ACTION ITEM - Every line of the data below must be output exactly, with images left out.

MATERIAL SHOWN -
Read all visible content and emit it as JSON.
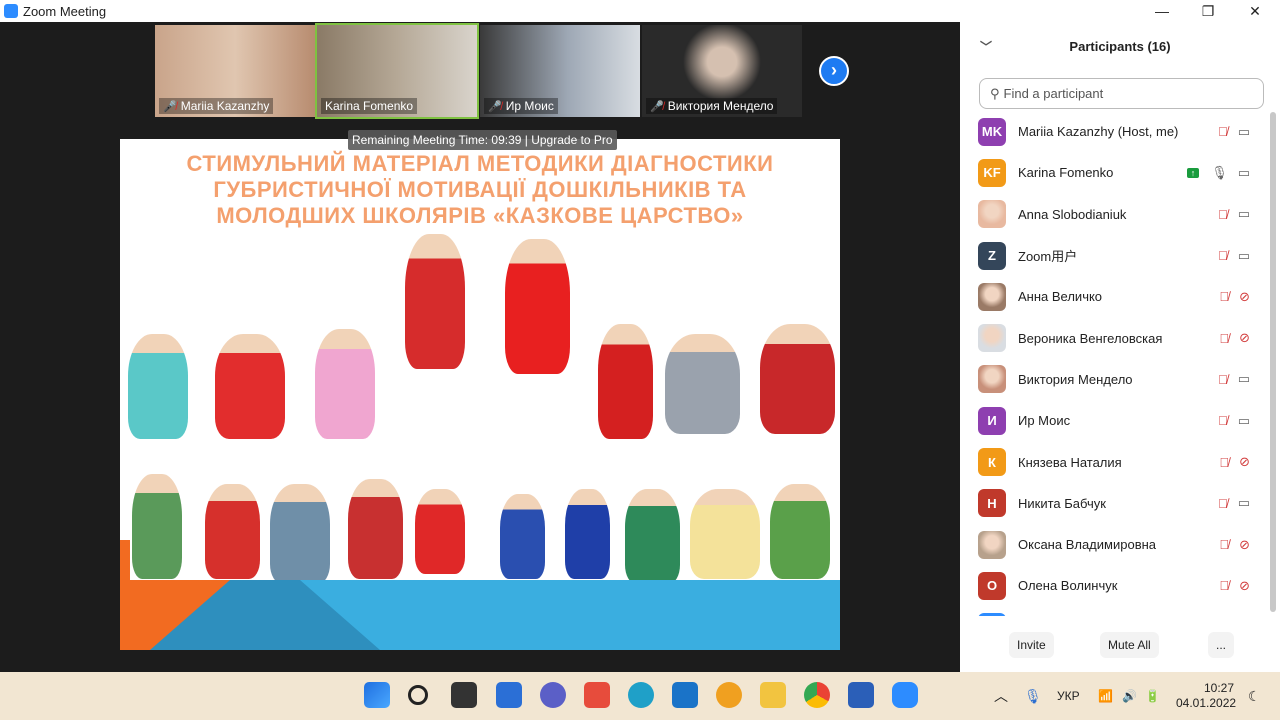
{
  "window": {
    "title": "Zoom Meeting",
    "minimize": "—",
    "restore": "❐",
    "close": "✕"
  },
  "videos": [
    {
      "name": "Mariia Kazanzhy",
      "muted": true
    },
    {
      "name": "Karina Fomenko",
      "muted": false
    },
    {
      "name": "Ир Моис",
      "muted": true
    },
    {
      "name": "Виктория Менделo",
      "muted": true
    }
  ],
  "next_label": "›",
  "remaining": "Remaining Meeting Time: 09:39 | Upgrade to Pro",
  "slide": {
    "title_lines": [
      "СТИМУЛЬНИЙ МАТЕРІАЛ МЕТОДИКИ ДІАГНОСТИКИ",
      "ГУБРИСТИЧНОЇ МОТИВАЦІЇ ДОШКІЛЬНИКІВ ТА",
      "МОЛОДШИХ ШКОЛЯРІВ «КАЗКОВЕ ЦАРСТВО»"
    ]
  },
  "panel": {
    "title": "Participants (16)",
    "search_placeholder": "Find a participant",
    "participants": [
      {
        "initials": "MK",
        "name": "Mariia Kazanzhy (Host, me)",
        "color": "#8e3fb0",
        "mic": "off",
        "video": "on"
      },
      {
        "initials": "KF",
        "name": "Karina Fomenko",
        "color": "#f29a17",
        "mic": "on",
        "video": "on",
        "sharing": true
      },
      {
        "initials": "",
        "name": "Anna Slobodianiuk",
        "color": "#e8b9a0",
        "mic": "off",
        "video": "on"
      },
      {
        "initials": "Z",
        "name": "Zoom用户",
        "color": "#34465a",
        "mic": "off",
        "video": "on"
      },
      {
        "initials": "",
        "name": "Анна Величко",
        "color": "#9a7a66",
        "mic": "off",
        "video": "off"
      },
      {
        "initials": "",
        "name": "Вероника Венгеловская",
        "color": "#d9dde2",
        "mic": "off",
        "video": "off"
      },
      {
        "initials": "",
        "name": "Виктория Менделo",
        "color": "#c8907a",
        "mic": "off",
        "video": "on"
      },
      {
        "initials": "И",
        "name": "Ир Моис",
        "color": "#8e3fb0",
        "mic": "off",
        "video": "on"
      },
      {
        "initials": "К",
        "name": "Князева Наталия",
        "color": "#f29a17",
        "mic": "off",
        "video": "off"
      },
      {
        "initials": "Н",
        "name": "Никита Бабчук",
        "color": "#c0392b",
        "mic": "off",
        "video": "on"
      },
      {
        "initials": "",
        "name": "Оксана Владимировна",
        "color": "#b7a18c",
        "mic": "off",
        "video": "off"
      },
      {
        "initials": "О",
        "name": "Олена Волинчук",
        "color": "#c0392b",
        "mic": "off",
        "video": "off"
      }
    ],
    "invite": "Invite",
    "mute_all": "Mute All",
    "more": "..."
  },
  "tray": {
    "lang": "УКР",
    "time": "10:27",
    "date": "04.01.2022"
  }
}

SOLUTION -
Read all visible content and emit it as JSON.
{
  "window": {
    "title": "Zoom Meeting",
    "minimize": "—",
    "restore": "❐",
    "close": "✕"
  },
  "videos": [
    {
      "name": "Mariia Kazanzhy",
      "muted": true
    },
    {
      "name": "Karina Fomenko",
      "muted": false
    },
    {
      "name": "Ир Моис",
      "muted": true
    },
    {
      "name": "Виктория Менделo",
      "muted": true
    }
  ],
  "next_label": "›",
  "remaining": "Remaining Meeting Time: 09:39 | Upgrade to Pro",
  "slide": {
    "title_lines": [
      "СТИМУЛЬНИЙ МАТЕРІАЛ МЕТОДИКИ ДІАГНОСТИКИ",
      "ГУБРИСТИЧНОЇ МОТИВАЦІЇ ДОШКІЛЬНИКІВ ТА",
      "МОЛОДШИХ ШКОЛЯРІВ «КАЗКОВЕ ЦАРСТВО»"
    ]
  },
  "panel": {
    "title": "Participants (16)",
    "search_placeholder": "Find a participant",
    "participants": [
      {
        "initials": "MK",
        "name": "Mariia Kazanzhy (Host, me)",
        "color": "#8e3fb0",
        "mic": "off",
        "video": "on"
      },
      {
        "initials": "KF",
        "name": "Karina Fomenko",
        "color": "#f29a17",
        "mic": "on",
        "video": "on",
        "sharing": true
      },
      {
        "initials": "",
        "name": "Anna Slobodianiuk",
        "color": "#e8b9a0",
        "mic": "off",
        "video": "on"
      },
      {
        "initials": "Z",
        "name": "Zoom用户",
        "color": "#34465a",
        "mic": "off",
        "video": "on"
      },
      {
        "initials": "",
        "name": "Анна Величко",
        "color": "#9a7a66",
        "mic": "off",
        "video": "off"
      },
      {
        "initials": "",
        "name": "Вероника Венгеловская",
        "color": "#d9dde2",
        "mic": "off",
        "video": "off"
      },
      {
        "initials": "",
        "name": "Виктория Менделo",
        "color": "#c8907a",
        "mic": "off",
        "video": "on"
      },
      {
        "initials": "И",
        "name": "Ир Моис",
        "color": "#8e3fb0",
        "mic": "off",
        "video": "on"
      },
      {
        "initials": "К",
        "name": "Князева Наталия",
        "color": "#f29a17",
        "mic": "off",
        "video": "off"
      },
      {
        "initials": "Н",
        "name": "Никита Бабчук",
        "color": "#c0392b",
        "mic": "off",
        "video": "on"
      },
      {
        "initials": "",
        "name": "Оксана Владимировна",
        "color": "#b7a18c",
        "mic": "off",
        "video": "off"
      },
      {
        "initials": "О",
        "name": "Олена Волинчук",
        "color": "#c0392b",
        "mic": "off",
        "video": "off"
      }
    ],
    "invite": "Invite",
    "mute_all": "Mute All",
    "more": "..."
  },
  "tray": {
    "lang": "УКР",
    "time": "10:27",
    "date": "04.01.2022"
  }
}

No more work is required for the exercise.